Another example of exaggerate number of sample included in the portfolio is that of Jburto.
Jburto has organized his portfolio grouping his works by item. I think that the items way of organizing, all alone, can create confusion. This is particularly true in those cases in which the creative has run more than one project for the same client.
Jburto, as in the case of Gabriel Contassot, has filled in the portfolio with more example than needed. Creating a portfolio of 65 pages means that our reader is going to go through it rapidly, missing some important points of our work.
Much better reduce the number of page because, has we have seen previously, the reader has the time to read deeply our project and appreciate better the details.
And now this is how I’ve re-arranged my portfolio in order to meet the explained requirements.
You can find it at the following address: Ester Liquori Portfolio.
Firstly a clear cover with a recall to my logo and colors.
Secondly my website, blog and e-mail address for each page, on the cover and on the back.
I’ve choose to organize my works grouping them by client. For each I’ve shown some examples and explained some outlines about the project.
Close to the end I’ve introduced a kind of “Bonus” pages, a couple of example of my photo retouching work. Everything in just 16 pages, cover and back included.
On the back, instead of the logo, I put a QRCode linked to my website.
To Sum Up
Here below you can find a short list which sums up what you have to do to create your winning portfolio:
- Include from 12 to 16 samples
- Include your very best pieces ONLY
- Diversify the contents
- Make your designs looking at their best
- Place the best of your pieces at the beginning and at the end of the portfolio
- If you are showing to finalized projects show them in real use application by using mock-ups
- Make it easy to update
- Make it available for online viewing or handling harder copy, use different media to show it around

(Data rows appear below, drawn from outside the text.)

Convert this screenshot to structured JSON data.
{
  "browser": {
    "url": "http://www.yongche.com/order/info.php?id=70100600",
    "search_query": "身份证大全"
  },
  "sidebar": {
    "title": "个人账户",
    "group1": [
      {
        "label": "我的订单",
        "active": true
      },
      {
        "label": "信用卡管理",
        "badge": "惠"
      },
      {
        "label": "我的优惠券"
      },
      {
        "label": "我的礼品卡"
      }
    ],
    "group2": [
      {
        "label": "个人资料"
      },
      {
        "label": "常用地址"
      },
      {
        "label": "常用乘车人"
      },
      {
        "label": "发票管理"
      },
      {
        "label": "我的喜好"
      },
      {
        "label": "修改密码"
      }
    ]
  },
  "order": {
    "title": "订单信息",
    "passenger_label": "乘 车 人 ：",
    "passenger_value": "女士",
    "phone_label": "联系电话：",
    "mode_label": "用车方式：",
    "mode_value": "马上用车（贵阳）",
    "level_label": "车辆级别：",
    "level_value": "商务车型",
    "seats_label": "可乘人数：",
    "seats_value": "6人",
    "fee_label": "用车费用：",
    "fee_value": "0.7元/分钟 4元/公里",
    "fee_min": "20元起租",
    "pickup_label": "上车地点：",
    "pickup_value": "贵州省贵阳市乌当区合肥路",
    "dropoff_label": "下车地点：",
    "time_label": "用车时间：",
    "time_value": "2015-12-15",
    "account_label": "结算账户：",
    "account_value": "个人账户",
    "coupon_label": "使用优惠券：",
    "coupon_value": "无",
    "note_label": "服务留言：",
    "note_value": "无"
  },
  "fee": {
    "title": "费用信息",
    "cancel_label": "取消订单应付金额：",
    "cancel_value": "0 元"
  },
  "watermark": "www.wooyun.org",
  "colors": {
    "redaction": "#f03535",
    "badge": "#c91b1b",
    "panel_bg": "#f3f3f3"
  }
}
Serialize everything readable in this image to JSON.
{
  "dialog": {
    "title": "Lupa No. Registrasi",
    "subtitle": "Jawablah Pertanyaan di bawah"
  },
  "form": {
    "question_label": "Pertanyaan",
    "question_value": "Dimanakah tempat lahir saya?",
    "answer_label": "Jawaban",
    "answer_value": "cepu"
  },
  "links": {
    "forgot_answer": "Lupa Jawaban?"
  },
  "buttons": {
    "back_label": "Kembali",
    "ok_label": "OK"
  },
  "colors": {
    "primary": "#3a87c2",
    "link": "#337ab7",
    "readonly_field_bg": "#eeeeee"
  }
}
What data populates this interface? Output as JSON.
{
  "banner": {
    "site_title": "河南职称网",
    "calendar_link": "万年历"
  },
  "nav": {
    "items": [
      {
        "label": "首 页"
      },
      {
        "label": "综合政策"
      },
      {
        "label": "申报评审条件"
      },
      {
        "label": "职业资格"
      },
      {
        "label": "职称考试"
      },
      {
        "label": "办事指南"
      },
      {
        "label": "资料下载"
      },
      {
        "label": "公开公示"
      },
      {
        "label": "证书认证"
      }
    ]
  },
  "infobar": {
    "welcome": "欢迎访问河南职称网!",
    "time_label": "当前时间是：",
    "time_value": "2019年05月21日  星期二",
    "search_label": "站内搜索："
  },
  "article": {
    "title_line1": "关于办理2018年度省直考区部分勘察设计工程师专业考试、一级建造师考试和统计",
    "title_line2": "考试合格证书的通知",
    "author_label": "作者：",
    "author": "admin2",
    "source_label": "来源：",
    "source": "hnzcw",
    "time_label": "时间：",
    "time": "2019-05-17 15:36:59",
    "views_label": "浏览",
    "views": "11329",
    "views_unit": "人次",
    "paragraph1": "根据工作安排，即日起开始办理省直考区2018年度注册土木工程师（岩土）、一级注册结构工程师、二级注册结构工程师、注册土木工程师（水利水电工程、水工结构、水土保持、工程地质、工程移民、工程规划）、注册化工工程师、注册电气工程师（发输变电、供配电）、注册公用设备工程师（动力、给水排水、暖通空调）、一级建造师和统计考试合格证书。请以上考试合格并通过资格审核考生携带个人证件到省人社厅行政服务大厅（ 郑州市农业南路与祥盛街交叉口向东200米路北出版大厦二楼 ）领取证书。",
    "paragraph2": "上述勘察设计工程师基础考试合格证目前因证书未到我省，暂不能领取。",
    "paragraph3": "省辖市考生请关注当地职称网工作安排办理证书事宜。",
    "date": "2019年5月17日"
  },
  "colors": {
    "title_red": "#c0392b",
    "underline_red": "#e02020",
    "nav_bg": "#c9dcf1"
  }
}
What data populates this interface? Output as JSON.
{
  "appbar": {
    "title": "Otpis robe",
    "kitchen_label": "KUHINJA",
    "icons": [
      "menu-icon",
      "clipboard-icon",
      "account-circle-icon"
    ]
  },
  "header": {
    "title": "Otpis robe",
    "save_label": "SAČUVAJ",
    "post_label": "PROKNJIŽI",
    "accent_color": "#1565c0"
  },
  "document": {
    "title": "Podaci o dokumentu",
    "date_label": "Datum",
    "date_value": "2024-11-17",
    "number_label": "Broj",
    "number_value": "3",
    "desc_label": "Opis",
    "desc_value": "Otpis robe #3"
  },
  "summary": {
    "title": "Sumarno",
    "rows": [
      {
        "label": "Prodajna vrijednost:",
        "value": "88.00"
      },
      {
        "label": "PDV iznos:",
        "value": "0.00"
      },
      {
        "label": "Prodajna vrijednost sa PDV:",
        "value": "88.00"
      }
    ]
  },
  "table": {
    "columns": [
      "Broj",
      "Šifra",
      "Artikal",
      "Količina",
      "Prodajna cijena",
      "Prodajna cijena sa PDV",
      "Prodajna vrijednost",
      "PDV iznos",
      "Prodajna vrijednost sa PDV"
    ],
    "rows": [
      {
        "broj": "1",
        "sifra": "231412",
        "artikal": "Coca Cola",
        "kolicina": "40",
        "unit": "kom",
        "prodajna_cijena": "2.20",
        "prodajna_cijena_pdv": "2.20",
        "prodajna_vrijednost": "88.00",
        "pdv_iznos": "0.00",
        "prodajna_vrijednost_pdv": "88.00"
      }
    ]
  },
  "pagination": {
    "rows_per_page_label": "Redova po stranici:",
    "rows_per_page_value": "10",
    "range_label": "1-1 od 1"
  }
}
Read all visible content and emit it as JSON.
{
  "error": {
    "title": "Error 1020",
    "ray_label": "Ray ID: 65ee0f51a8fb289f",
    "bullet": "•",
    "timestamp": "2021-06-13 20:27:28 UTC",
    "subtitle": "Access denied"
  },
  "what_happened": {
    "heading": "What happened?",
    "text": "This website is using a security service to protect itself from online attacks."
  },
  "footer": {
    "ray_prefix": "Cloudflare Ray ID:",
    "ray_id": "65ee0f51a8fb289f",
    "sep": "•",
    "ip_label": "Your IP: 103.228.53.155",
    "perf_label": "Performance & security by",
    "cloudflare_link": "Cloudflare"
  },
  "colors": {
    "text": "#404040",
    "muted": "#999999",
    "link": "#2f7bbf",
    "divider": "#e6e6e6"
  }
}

- ALWAYS have a copy to show during an interview.
Remember that you are like a product to buy and the portfolio is your fancy, creative but well-filled packaging.